Seventeen Schools Advance to Southern California Science Olympiad
Seventeen schools that competed in the Los Angeles Regional Science Olympiad at Occidental College - including Rosemead's Muscatel Middle School, coached by teacher Jun Lugue '98 - have advanced to match knowledge and skills at the 26th annual Southern California Science Olympiad on April 9.
About 2,000 students in 117 teams from 112 private and public elementary, middle, and high schools competed in the Los Angeles Regional Science Olympiad on the Occidental campus February 26. Eight high schools and nine middle schools with the top scores made the cut for the Southern California Science Olympiad at Anaheim's Canyon High School next month.
The schools are:
Arcadia High School, Arcadia
Diamond Bar High School, Diamond Bar
Los Altos High School, Hacienda Heights
Mark Keppel High School, Alhambra
North Hollywood High School, North Hollywood
Palos Verdes Peninsula High School, Rolling Hills Estates
Rosemead High School, Rosemead
San Marino High School, San Marino
Carmenita Middle School, Cerritos
Dana Middle School, Arcadia
Gidley School, El Monte
Hawthorne Middle School, Hawthorne
Hermosa Valley School, Hermosa Beach
Muscatel Middle School, Rosemead
Rancho Pico Junior High School, Stevenson Ranch
South Pointe Middle School, El Monte
Suzanne Middle School, Walnut
The Los Angeles-area teams will go head to head against teams from Orange County and San Diego at the all-day Southern California Science Olympiad.
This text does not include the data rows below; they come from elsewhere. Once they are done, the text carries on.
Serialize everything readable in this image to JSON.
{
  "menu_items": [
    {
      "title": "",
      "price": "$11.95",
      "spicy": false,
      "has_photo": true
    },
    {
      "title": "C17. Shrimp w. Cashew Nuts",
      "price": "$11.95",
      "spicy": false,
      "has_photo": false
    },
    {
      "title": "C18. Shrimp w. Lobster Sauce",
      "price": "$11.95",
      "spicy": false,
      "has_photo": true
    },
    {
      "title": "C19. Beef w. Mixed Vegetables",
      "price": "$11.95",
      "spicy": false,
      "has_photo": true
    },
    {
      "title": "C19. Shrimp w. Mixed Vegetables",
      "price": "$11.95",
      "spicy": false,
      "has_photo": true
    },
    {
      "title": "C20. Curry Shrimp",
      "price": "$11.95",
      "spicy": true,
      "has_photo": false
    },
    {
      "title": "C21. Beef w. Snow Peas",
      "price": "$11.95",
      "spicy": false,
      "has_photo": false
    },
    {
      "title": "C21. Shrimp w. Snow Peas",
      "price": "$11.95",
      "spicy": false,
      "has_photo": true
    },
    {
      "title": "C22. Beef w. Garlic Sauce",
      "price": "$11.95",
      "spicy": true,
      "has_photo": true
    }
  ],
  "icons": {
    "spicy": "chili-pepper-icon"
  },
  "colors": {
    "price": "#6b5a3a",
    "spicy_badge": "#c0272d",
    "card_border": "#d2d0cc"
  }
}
The tournament consists of 60 rigorous challenges that span astronomy, chemistry, and experimental design, among other subjects. The events included designing a musical instrument, catapult or protein-cell model; solving a crime using forensic tools; and analyzing satellite images created by remote-sensing instruments. Some challenges also entailed a written test.
Winners of the Southern California competition then battle other top teams at the 27th annual national Science Olympiad at the University of Wisconsin, Madison, from May 18 to 21. Nearly 6,000 teams from 49 states compete annually in hopes of reaching the national level. Besides a trophy and bragging rights, winners also receive grants up to $2,000 for their school.
Muscatel Middle School will be a strong contender, having placed first in the Los Angeles regional competition since 2005. The team was the state Science Olympiad middle school champion in 2006, 2009 and 2010, and placed 6th in the national competition in 2009. Muscatel Middle was also the state runner-up in 2008.
"I'm truly proud as a coach, and Oxy prepared me well for a teaching career," said Lugue, who has coached Muscatel's team since 2002.
Phoebe Dea, Occidental's Fletcher Jones Professor of Chemistry and one of the Los Angeles tournament organizers, agreed.
"The College is a great place to learn science," she said. "Oxy students are highly successful in integrating research and education, as reflected in the number of student researchers, degrees awarded, and graduates moving on to advanced studies in the science disciplines."